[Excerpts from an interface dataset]
+--
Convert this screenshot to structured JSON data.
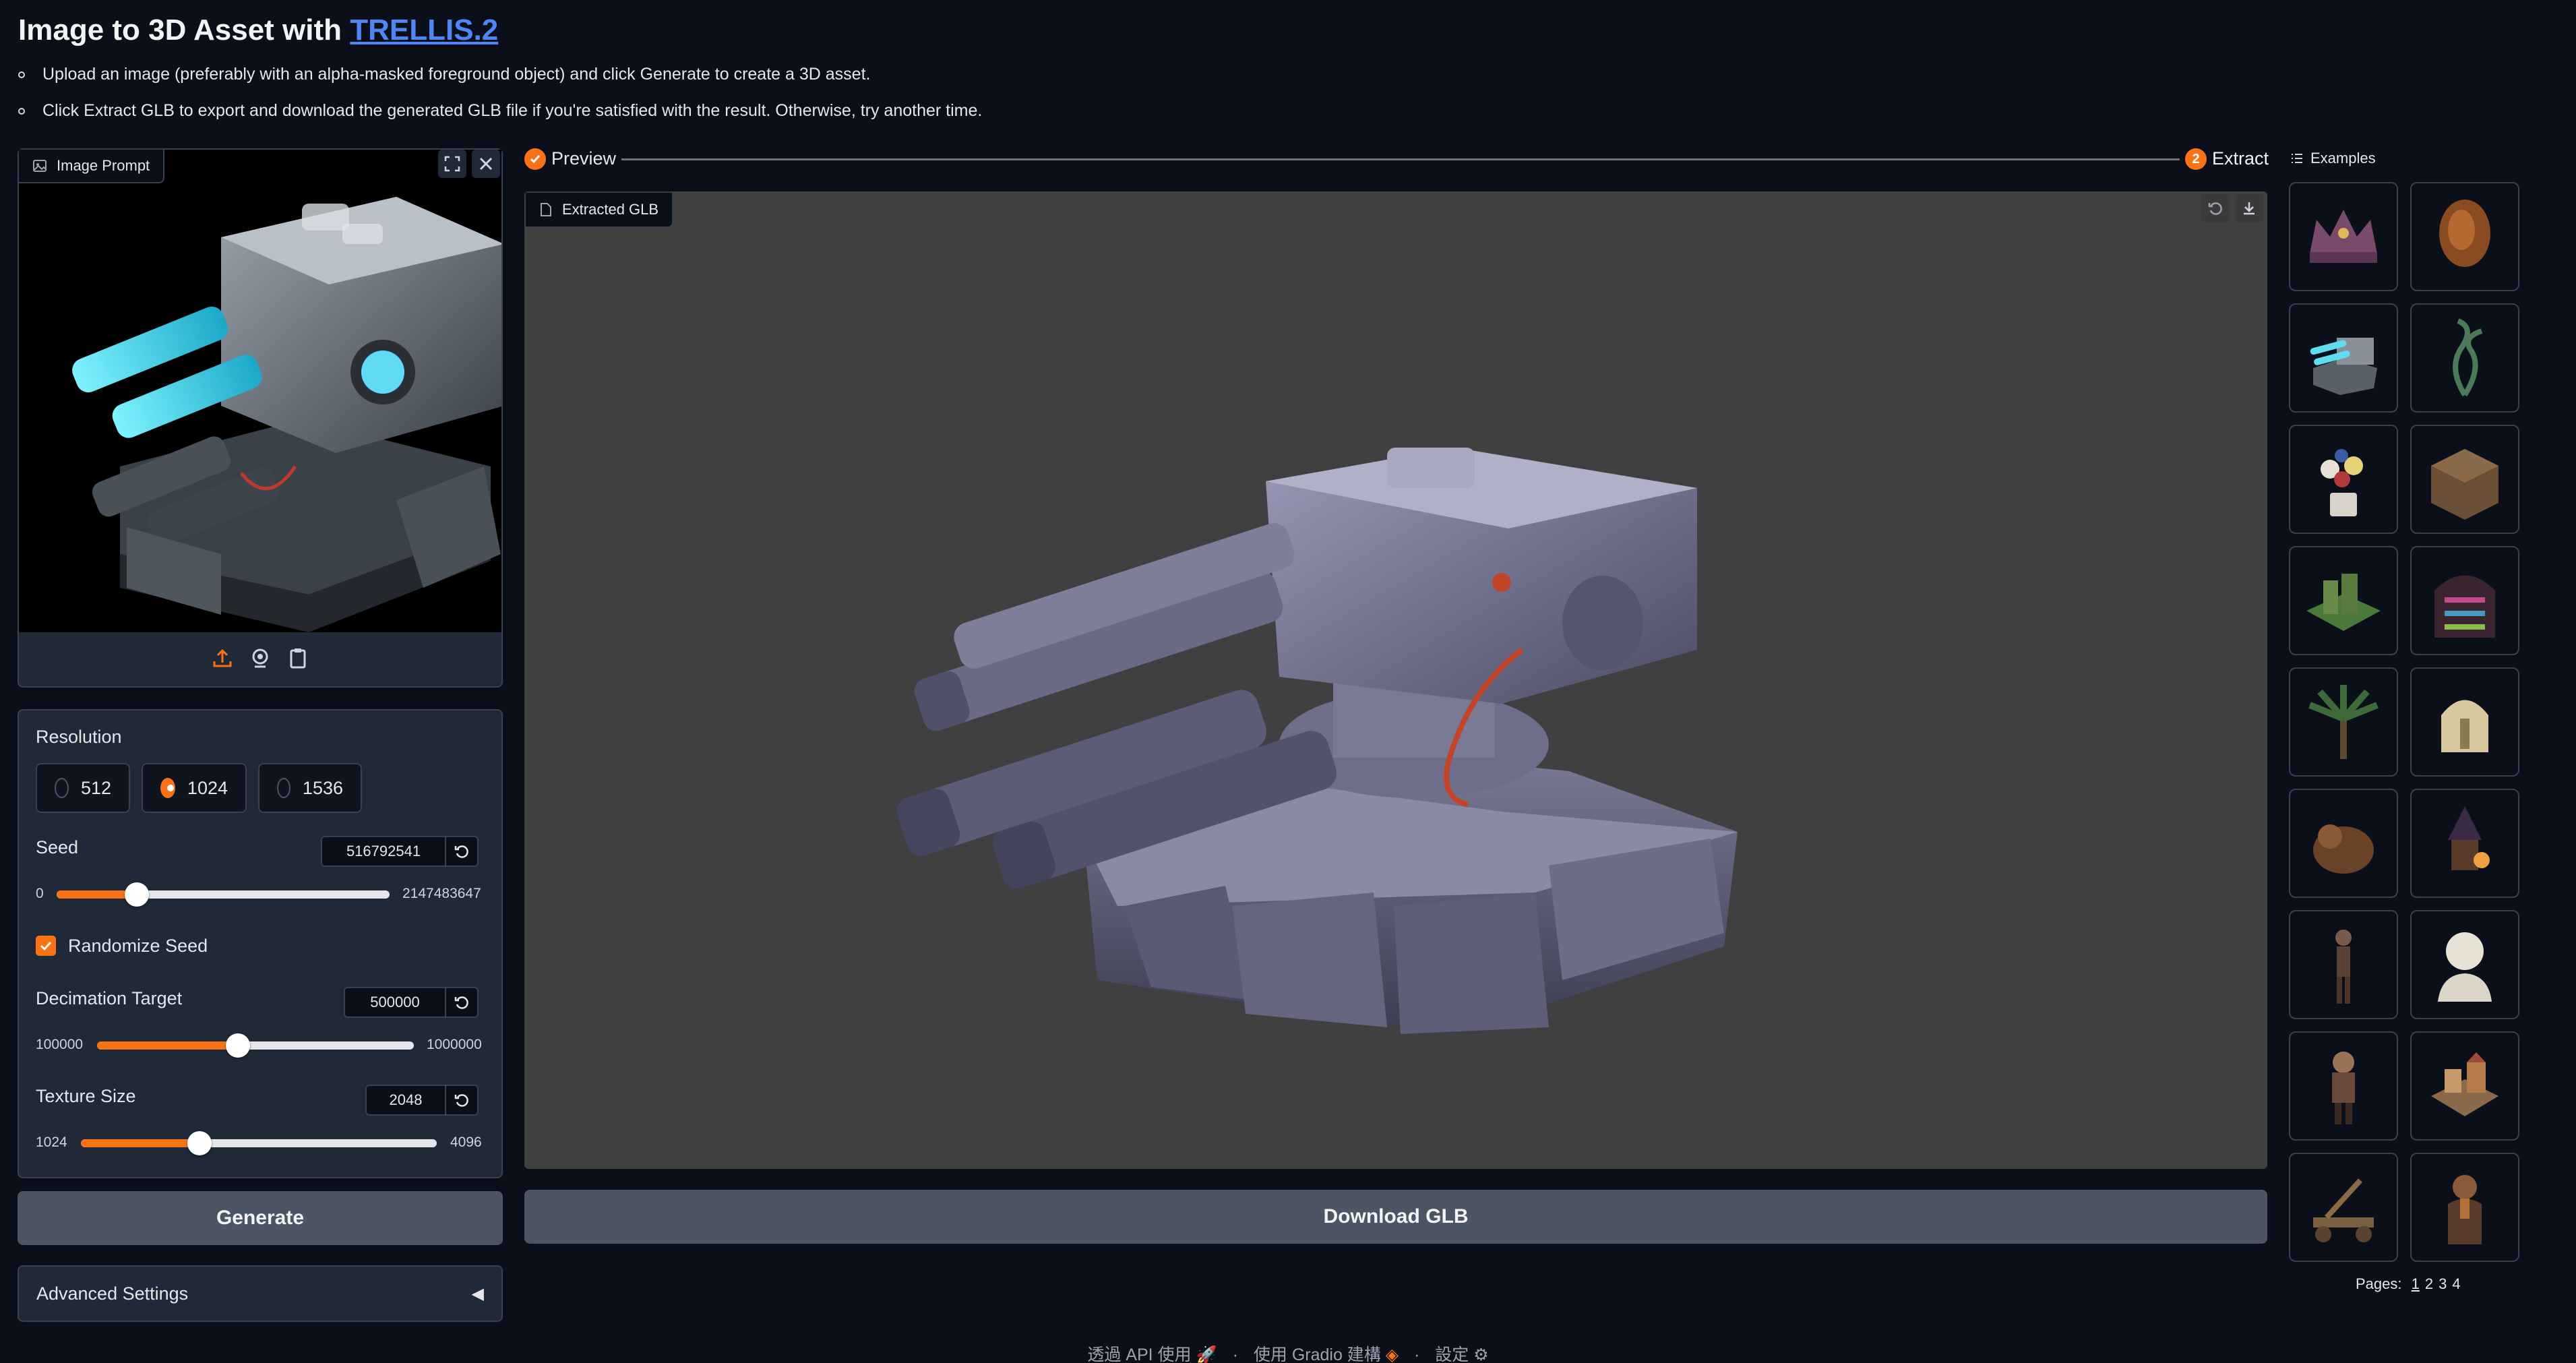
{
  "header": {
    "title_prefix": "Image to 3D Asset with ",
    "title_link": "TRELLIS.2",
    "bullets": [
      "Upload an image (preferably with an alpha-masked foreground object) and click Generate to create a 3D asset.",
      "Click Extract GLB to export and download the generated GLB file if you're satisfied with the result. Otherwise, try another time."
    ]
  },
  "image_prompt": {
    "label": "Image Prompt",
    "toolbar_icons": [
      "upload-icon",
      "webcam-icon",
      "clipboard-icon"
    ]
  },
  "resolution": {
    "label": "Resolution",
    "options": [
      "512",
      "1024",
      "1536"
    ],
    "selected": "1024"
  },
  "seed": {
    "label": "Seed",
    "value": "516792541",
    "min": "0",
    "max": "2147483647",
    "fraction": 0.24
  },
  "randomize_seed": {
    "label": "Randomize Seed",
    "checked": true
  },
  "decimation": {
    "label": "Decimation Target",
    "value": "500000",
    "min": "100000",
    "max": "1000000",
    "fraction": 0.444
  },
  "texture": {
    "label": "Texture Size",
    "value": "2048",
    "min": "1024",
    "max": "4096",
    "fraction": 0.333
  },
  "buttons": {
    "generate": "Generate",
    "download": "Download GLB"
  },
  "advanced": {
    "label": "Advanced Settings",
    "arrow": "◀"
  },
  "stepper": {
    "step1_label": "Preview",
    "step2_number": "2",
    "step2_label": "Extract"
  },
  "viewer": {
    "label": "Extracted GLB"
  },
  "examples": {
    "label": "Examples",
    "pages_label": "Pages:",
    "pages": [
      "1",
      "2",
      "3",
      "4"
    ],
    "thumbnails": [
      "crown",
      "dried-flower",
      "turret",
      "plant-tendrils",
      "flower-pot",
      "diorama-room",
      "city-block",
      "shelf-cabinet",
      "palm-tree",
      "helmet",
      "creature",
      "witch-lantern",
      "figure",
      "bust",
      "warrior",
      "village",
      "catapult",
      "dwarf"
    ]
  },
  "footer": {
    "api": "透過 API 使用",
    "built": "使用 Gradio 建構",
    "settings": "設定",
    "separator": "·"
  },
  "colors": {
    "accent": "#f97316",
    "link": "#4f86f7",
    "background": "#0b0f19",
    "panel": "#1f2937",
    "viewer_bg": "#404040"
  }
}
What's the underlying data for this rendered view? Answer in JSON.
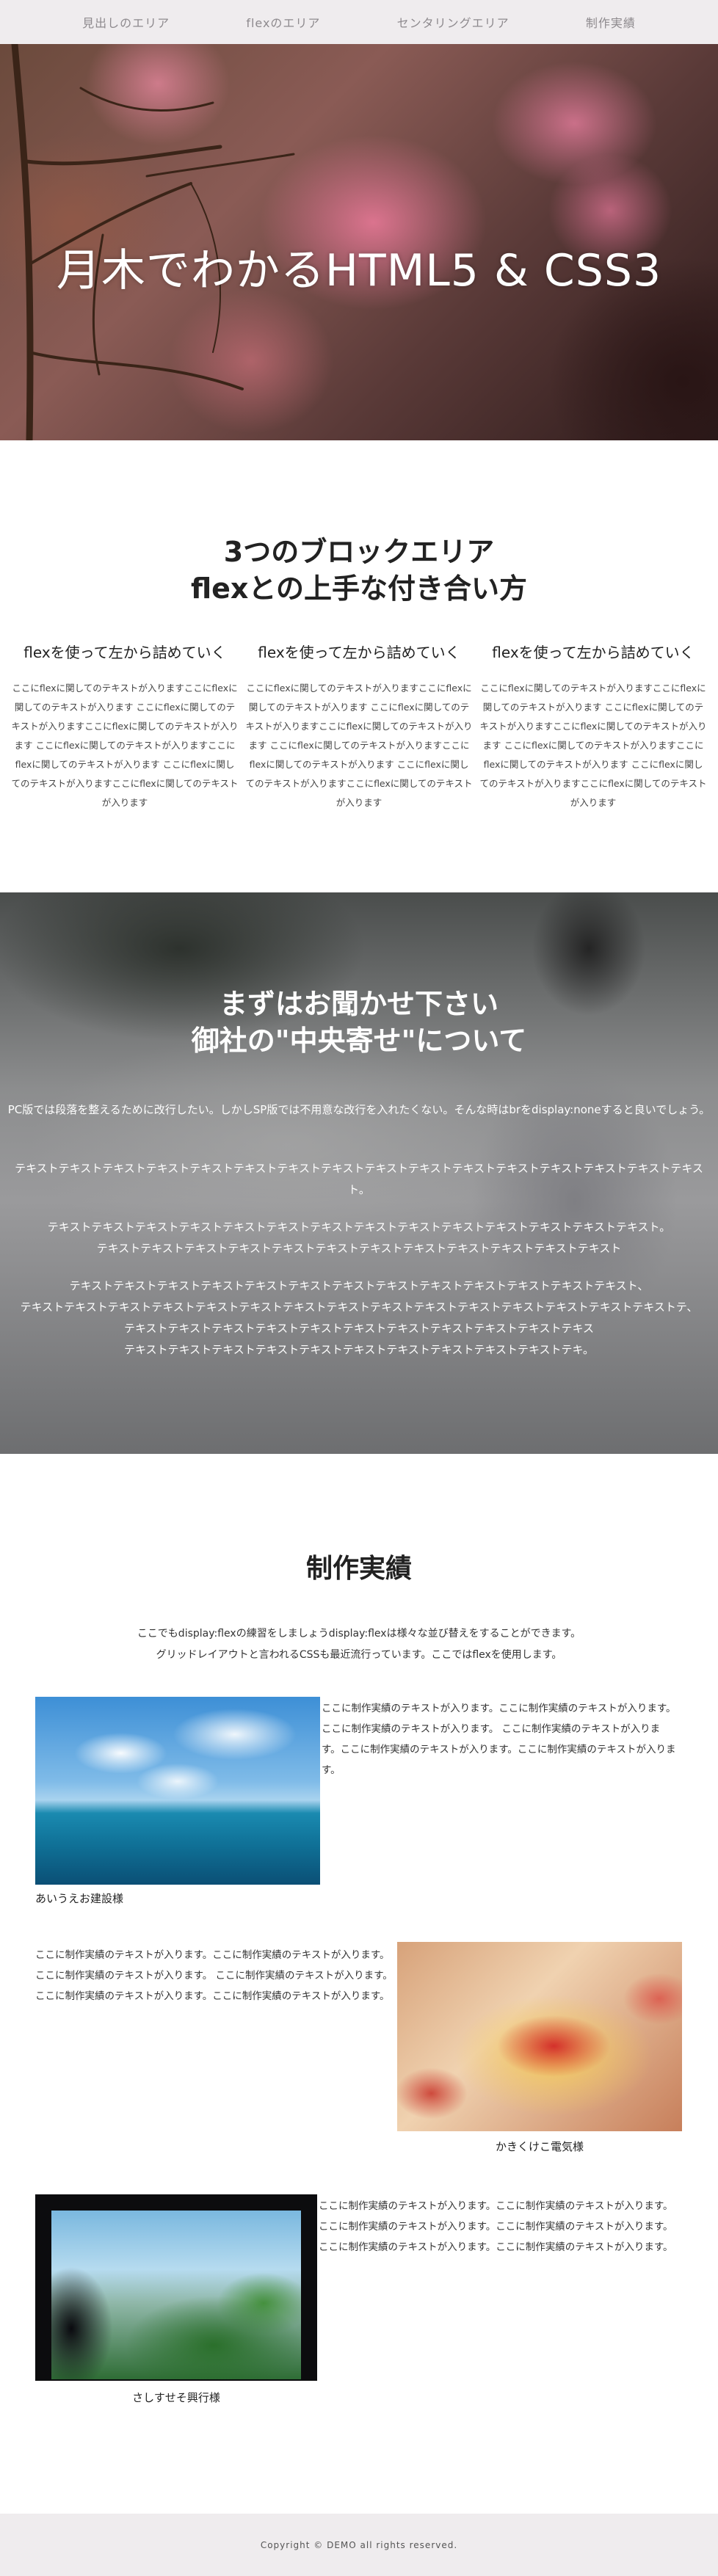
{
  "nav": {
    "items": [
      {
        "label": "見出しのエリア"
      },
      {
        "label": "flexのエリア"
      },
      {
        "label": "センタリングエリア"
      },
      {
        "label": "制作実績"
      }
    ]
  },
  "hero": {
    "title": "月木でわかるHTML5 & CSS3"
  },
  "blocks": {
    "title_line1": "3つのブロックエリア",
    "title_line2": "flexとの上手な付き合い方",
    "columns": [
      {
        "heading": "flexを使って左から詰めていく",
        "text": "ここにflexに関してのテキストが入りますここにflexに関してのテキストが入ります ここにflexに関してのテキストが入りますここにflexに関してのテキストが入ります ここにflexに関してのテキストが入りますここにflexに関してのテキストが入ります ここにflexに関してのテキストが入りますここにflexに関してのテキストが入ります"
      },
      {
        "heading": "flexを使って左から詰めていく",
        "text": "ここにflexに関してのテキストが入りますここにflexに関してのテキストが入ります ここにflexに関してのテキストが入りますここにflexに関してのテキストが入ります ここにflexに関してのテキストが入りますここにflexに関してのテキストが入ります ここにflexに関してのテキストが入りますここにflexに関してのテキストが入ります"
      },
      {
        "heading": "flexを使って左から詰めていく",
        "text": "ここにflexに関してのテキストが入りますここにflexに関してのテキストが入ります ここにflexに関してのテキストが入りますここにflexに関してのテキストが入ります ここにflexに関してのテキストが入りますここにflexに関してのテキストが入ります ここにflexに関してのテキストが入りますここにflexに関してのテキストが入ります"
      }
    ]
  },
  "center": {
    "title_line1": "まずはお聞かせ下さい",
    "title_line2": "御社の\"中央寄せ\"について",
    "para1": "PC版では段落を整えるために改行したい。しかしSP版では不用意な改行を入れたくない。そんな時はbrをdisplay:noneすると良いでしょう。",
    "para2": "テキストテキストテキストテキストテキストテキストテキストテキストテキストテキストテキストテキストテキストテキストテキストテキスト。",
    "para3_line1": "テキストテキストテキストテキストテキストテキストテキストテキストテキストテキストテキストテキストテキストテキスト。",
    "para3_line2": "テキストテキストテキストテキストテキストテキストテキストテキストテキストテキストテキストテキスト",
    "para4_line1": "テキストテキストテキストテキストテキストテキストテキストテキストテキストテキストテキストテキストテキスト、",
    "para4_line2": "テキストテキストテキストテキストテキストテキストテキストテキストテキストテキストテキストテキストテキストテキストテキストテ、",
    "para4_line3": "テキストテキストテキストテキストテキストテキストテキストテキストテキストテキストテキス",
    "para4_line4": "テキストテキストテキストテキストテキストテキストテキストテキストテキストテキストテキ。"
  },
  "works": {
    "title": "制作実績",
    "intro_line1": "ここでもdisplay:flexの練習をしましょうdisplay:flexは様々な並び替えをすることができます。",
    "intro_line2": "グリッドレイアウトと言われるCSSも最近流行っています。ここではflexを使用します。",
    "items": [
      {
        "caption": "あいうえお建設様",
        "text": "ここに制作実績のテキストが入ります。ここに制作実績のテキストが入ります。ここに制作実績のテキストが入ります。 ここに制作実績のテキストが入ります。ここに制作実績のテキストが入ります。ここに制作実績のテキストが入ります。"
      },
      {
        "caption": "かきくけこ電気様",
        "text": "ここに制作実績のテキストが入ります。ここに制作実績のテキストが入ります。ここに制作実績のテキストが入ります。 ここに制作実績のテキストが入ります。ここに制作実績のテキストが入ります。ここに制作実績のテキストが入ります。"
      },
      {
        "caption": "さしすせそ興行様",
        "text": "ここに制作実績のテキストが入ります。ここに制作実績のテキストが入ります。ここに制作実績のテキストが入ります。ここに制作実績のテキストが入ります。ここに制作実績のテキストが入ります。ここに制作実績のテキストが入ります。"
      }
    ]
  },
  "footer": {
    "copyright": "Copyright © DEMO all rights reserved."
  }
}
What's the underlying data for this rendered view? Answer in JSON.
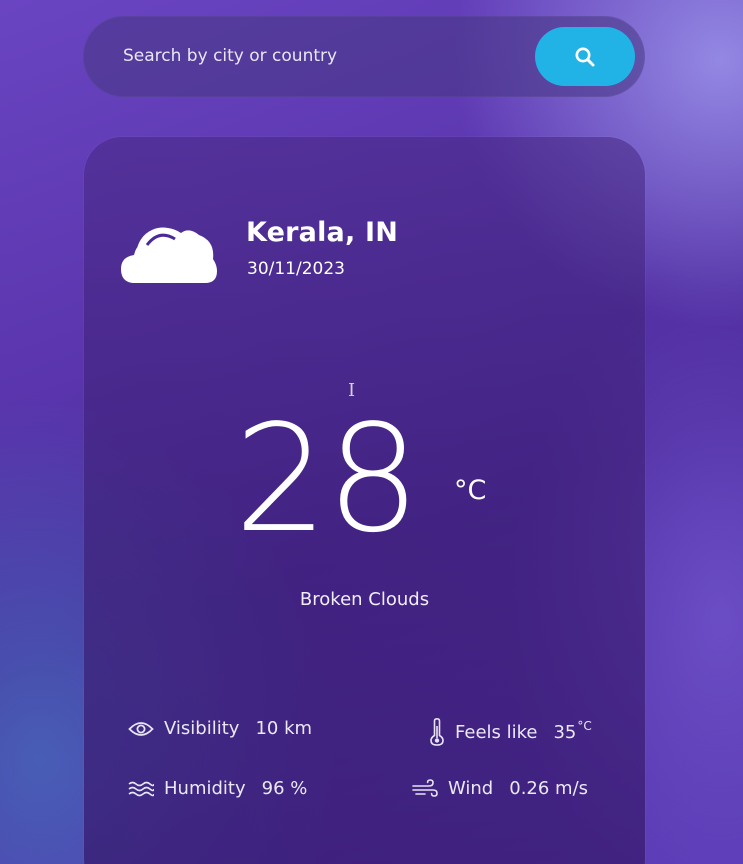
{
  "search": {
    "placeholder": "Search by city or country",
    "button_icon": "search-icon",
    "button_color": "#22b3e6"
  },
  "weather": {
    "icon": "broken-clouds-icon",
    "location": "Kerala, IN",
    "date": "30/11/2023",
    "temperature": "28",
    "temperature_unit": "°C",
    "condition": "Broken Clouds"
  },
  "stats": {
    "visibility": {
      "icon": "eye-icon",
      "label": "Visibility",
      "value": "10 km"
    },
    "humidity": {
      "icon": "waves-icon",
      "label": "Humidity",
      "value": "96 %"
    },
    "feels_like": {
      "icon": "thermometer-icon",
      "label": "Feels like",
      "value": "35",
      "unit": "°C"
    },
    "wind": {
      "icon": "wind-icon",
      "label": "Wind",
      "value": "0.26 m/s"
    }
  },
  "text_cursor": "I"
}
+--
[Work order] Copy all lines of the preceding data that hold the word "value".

[Solution to this exercise]
    "value": "516792541",
    "value": "500000",
    "value": "2048",
      "value": "10 km"
      "value": "96 %"
      "value": "35",
      "value": "0.26 m/s"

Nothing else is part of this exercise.